'Like Burroughs and Ginsberg with The Yage Letters or Ken Kesey with One Flew over the Cuckoo's Nest, Morrison is a sensitive poet equipped with relevant insider knowledge and consequently he is able to provide

a deceptively innocent and/or brutal humour as he feels to be appropriate. ... Morrison eventually succeeds through the medium of poetry, in a Finnegans Wake kind of way, with his neurotic bid to provide a suitable outlet for the subdued fire of his soporific students. ... Morrison's book may prove to be one of the poetic wonders of modern psychiatric literature. It is one of the keys to the mysterious world of art brut. It belongs on the shelf alongside the works of Freud and Jung'

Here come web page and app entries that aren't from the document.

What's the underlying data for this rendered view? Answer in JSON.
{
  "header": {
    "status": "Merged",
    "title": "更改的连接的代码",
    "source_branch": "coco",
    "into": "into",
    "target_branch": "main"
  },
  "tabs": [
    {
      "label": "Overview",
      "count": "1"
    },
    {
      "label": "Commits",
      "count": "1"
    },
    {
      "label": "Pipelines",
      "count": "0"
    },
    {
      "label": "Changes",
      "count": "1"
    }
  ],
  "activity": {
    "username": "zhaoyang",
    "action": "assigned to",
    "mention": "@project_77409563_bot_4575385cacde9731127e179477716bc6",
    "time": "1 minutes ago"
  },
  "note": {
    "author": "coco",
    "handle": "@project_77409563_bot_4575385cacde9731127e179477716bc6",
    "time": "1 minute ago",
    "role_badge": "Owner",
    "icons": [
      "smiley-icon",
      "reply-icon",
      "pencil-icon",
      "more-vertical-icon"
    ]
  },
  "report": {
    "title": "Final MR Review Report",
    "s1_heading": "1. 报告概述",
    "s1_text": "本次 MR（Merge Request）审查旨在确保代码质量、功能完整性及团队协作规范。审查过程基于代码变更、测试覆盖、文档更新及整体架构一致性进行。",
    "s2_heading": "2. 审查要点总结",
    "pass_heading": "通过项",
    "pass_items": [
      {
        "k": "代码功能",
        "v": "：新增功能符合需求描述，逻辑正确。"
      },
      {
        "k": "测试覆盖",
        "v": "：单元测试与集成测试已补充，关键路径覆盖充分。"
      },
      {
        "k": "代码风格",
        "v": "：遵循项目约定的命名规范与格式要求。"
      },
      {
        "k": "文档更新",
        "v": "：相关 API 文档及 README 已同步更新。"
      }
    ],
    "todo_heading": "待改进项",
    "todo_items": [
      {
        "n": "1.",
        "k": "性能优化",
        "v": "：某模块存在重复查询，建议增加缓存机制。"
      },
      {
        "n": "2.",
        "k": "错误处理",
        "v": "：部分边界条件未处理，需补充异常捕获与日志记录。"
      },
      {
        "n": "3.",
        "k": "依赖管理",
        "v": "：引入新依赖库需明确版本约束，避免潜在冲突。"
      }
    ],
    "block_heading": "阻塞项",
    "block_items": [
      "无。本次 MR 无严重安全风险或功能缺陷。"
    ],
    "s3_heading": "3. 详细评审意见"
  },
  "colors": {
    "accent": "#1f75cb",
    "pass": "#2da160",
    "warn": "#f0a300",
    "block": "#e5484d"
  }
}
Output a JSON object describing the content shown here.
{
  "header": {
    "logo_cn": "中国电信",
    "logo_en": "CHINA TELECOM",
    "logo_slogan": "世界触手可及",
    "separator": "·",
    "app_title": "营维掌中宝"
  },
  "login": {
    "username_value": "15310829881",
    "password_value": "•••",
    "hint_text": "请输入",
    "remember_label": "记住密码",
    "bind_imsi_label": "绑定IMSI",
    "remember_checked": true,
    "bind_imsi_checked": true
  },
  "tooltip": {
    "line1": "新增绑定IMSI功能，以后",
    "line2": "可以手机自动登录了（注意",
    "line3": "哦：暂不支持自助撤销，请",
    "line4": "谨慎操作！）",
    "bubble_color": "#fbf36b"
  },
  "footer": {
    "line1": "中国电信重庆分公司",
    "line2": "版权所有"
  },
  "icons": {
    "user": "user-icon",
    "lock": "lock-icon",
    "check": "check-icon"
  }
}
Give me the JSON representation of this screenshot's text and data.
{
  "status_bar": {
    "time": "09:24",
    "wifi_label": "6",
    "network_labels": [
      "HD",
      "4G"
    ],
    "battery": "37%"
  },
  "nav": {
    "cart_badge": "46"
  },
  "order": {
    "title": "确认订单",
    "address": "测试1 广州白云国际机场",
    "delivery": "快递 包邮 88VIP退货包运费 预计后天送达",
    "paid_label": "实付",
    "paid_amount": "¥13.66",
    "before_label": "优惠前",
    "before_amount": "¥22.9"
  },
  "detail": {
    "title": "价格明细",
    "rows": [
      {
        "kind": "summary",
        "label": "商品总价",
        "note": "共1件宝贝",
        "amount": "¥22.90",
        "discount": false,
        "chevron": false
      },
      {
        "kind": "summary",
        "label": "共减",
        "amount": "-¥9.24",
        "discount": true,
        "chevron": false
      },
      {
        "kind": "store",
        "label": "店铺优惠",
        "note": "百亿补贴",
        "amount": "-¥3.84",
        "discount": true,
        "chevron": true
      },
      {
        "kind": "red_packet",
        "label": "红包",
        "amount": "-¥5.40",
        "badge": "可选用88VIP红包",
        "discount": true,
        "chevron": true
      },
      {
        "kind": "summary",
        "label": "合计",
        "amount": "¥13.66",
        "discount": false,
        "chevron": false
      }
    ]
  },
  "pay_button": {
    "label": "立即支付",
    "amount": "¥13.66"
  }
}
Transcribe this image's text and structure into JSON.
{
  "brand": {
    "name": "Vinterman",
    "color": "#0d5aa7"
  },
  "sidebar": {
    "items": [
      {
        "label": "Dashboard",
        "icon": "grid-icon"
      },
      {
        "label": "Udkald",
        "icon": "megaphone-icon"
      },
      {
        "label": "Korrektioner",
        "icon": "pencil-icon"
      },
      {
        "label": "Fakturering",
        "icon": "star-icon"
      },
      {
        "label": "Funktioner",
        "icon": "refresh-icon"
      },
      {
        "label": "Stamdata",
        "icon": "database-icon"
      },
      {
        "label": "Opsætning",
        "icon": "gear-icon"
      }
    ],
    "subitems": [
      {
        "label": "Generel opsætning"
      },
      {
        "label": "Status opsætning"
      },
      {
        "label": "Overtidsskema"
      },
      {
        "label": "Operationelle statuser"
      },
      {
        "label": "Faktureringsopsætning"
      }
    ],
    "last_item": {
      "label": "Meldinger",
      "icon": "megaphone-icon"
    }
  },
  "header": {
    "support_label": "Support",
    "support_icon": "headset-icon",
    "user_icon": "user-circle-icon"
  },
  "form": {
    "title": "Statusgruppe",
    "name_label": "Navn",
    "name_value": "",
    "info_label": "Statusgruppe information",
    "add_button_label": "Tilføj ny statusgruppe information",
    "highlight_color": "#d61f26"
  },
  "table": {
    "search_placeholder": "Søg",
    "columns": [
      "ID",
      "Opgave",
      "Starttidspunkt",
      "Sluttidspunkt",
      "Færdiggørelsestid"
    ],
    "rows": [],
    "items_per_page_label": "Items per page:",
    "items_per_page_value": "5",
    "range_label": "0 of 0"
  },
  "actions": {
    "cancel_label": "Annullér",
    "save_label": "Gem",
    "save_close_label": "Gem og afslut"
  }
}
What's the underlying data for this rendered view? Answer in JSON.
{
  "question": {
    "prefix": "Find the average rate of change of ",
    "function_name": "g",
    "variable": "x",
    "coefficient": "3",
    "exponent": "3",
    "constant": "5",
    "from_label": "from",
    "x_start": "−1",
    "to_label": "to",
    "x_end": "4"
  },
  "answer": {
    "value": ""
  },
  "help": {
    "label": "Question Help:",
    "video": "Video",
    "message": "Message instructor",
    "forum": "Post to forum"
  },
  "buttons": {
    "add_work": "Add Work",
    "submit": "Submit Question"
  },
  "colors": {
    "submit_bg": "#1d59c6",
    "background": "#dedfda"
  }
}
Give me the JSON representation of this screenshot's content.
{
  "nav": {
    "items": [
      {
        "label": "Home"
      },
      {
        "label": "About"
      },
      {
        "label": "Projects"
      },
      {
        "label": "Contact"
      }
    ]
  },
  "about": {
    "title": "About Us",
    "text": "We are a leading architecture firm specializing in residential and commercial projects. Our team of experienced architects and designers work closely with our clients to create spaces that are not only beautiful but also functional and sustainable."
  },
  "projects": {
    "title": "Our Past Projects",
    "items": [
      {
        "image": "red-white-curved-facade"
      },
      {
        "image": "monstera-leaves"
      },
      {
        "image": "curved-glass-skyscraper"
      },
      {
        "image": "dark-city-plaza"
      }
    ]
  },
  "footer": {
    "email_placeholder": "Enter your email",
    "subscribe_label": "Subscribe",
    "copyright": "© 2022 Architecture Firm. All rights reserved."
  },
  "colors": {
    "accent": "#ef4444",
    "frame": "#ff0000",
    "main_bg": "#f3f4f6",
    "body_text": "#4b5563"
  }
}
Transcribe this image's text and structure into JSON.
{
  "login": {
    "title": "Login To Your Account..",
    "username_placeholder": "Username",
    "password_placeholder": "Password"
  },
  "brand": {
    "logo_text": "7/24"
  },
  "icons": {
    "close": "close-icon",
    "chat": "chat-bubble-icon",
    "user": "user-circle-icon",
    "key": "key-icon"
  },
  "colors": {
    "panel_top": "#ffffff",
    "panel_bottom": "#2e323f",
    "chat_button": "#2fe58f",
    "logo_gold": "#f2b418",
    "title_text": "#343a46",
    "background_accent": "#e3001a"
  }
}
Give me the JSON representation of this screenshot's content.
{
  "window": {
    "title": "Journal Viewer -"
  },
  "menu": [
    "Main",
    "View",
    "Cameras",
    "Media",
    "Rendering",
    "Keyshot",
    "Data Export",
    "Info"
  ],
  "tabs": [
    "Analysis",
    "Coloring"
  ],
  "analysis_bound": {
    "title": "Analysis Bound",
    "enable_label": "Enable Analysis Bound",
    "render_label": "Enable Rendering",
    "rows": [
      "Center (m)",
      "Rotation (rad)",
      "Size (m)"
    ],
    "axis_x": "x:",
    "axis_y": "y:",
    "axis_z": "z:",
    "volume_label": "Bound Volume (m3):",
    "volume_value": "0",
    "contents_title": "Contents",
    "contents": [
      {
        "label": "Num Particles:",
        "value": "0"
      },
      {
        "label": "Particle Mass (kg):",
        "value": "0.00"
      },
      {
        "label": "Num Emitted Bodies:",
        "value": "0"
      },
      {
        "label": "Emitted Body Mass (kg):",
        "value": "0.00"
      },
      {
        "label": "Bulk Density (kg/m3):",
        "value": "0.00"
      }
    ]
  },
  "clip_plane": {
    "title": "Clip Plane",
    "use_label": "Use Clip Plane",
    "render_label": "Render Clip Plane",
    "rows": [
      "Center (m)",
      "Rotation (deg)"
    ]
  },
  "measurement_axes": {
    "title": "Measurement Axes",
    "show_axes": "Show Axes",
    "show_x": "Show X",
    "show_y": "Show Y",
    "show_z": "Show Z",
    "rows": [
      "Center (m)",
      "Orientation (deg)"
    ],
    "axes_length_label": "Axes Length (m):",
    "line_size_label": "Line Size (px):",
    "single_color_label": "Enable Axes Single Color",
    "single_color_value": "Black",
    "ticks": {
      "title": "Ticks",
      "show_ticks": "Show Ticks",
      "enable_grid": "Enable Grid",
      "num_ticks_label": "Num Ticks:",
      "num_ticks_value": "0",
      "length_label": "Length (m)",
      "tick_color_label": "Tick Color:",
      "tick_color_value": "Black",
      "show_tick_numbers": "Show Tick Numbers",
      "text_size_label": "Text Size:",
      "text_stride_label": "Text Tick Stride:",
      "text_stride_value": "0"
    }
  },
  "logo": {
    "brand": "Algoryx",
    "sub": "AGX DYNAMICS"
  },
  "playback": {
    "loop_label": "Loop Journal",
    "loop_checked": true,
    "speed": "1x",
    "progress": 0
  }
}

Gwilym Williams, Poet-in-Residence

 

'Captive Dragons/The Shadow Thorns is an intricate and intense anthology.  Written as a poetic response to his residency at Mill View psychiatric hospital in Hove the epic poem Captive Dragons testifies creatively to the intricacies and complexities of mental illness. The stigma of mental illness and its relationship to the institutional setting is powerfully evoked by complex metaphor and symbolism. This is bound within the historical and mythic tradition with a hallucinogenic quality. Packed with paradox and deeply politicized.... The second part of the anthology is entitled The Shadow Thorns. The poem 'The Shadow Thorns'...is, as with all of the poetry within the anthology, highly artistically achieved. The poet has actively resisted simplification of mental illness and the psychiatric institutional setting through diverse references to metamorphosis and religious metaphor. ...Deeply symbolic and highly worked the poems all depict fictionalised individuals within a hospital. They are highly nuanced, deeply political,  and problematize the pathologization of mental illness within fiction... The anthology ...covers a diverse range of topics and ideas through a kaleidoscopic web of synecdoche, historical allusion and paradox and its interaction with consciousness' 

Lindsey Morgan

The Madness and Literature Network

Read the full review here

 

'...some beautiful imagery including a “mesmeric pen”, a “lime milkshake sea”, and the “woodland’s bruise of bluebells in colourific surprise”. There was also more thought-provoking imagery such as “thoughts that thrum in hibernations of skull” as well as the more disturbing image of toilets as “slaughter closets” where patients have taken their lives. Through such techniques, along with dense linguistics and sound, he manages to convey the deep complexities of thought that those with psychosis experience' Katy Lassetter, Chichester Creative Network